Today is Charlie Chaplin’s 125th birthday, so I thought I’d take a break from the Edison shorts I’ve been reviewing and talk about another of his classic comedy reels from 1914. This one also stars Fatty Arbuckle, who was a major slapstick star at Keystone even before Chaplin arrived on the scene. I’m hoping to review some more of his work in the coming weeks. Here, the two of them portray standard comedy drunks. Doing drunks on Vaudeville stages is how Chaplin got his start, in fact. We tend to think of him as a lovable victim of society, but as a drunk he could be aggressive and foolish as well. Here, he and Fatty arrive home and fight with their wives, eventually linking up to go out in search of more booze (with money Fatty steals out of his wife’s purse), eventually causing chaos at a posh restaurant when they stagger in. Fair warning: the doorman at the bar is a white man in black-face, which is a reminder that what was acceptable humor in 1914 may not be OK 100 years later. The entire cast consists of some very talented pratfall artists, and you’ll be surprised at the stunts being pulled off by minor players. The movie includes several locations: a hotel where the couples live, the restaurant, and a quite recognizable park used in many Chaplin films, making this one of the more complex shoots he worked on at Keystone.
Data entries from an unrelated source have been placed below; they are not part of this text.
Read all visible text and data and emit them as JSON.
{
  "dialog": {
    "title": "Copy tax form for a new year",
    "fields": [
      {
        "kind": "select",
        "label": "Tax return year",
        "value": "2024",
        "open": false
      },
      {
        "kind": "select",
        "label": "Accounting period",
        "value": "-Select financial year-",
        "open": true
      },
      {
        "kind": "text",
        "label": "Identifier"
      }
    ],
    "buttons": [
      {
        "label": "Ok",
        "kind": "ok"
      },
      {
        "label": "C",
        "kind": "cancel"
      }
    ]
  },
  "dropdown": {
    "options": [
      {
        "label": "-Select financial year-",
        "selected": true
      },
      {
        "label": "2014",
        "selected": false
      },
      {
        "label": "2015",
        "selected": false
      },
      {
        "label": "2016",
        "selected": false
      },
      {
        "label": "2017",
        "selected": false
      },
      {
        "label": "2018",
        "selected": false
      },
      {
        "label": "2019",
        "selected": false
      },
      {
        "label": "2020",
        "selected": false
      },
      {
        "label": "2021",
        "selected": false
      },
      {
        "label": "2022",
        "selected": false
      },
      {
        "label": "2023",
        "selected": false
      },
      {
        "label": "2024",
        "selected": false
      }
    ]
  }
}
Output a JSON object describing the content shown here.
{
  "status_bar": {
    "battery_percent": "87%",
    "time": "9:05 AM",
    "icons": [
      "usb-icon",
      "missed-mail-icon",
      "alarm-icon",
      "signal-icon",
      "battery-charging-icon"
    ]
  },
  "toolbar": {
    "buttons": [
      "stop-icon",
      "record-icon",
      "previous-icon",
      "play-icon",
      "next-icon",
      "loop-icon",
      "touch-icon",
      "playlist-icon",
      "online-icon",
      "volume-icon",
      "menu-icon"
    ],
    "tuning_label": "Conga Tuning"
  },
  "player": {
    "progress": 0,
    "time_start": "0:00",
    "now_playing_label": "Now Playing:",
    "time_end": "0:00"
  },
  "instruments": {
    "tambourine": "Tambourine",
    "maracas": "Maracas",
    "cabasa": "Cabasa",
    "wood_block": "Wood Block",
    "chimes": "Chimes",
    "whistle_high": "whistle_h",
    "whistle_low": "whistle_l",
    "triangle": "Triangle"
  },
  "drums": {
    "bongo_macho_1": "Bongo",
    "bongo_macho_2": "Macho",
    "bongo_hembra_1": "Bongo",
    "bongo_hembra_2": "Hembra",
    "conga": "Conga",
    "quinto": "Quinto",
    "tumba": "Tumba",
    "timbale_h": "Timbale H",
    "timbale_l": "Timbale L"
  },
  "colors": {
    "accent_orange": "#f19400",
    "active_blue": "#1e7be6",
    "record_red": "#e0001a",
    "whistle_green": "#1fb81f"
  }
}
Director: Charles Chaplin
Starring: Charles Chaplin, Roscoe Arbuckle, Phyllis Allen, Minta Durfee
Run Time: 13 Min